PROBLEM STATEMENT >> What lines below contain the string "header"? List them all.

___ GIVEN DATA ___

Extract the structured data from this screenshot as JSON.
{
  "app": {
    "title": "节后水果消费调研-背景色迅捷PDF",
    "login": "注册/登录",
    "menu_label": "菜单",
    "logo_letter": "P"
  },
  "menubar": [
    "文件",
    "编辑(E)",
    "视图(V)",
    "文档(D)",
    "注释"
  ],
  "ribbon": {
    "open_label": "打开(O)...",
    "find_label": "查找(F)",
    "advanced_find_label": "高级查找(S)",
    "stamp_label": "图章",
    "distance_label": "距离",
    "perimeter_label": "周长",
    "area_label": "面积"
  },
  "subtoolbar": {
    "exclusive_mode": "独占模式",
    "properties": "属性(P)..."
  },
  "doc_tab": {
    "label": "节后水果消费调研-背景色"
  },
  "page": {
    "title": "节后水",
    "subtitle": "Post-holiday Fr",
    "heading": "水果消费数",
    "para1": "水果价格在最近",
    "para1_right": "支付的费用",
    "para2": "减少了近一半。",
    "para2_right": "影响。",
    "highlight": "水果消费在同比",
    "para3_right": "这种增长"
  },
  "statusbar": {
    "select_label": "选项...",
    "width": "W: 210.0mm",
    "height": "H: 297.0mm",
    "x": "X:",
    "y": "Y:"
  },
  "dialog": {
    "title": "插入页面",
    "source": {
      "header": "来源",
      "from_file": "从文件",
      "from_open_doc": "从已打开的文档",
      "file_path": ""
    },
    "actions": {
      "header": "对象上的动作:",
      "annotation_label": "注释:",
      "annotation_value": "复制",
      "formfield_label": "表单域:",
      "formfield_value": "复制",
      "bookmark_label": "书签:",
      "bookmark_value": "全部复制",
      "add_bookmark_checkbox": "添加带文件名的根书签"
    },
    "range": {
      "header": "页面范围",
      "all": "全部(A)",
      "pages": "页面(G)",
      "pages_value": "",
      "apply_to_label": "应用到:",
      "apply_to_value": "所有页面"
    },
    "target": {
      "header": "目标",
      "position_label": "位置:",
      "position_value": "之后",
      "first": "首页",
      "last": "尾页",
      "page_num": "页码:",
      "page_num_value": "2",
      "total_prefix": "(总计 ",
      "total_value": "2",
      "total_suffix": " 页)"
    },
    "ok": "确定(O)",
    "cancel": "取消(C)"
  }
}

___

SOLUTION >>
      "header": "来源",
      "header": "对象上的动作:",
      "header": "页面范围",
      "header": "目标",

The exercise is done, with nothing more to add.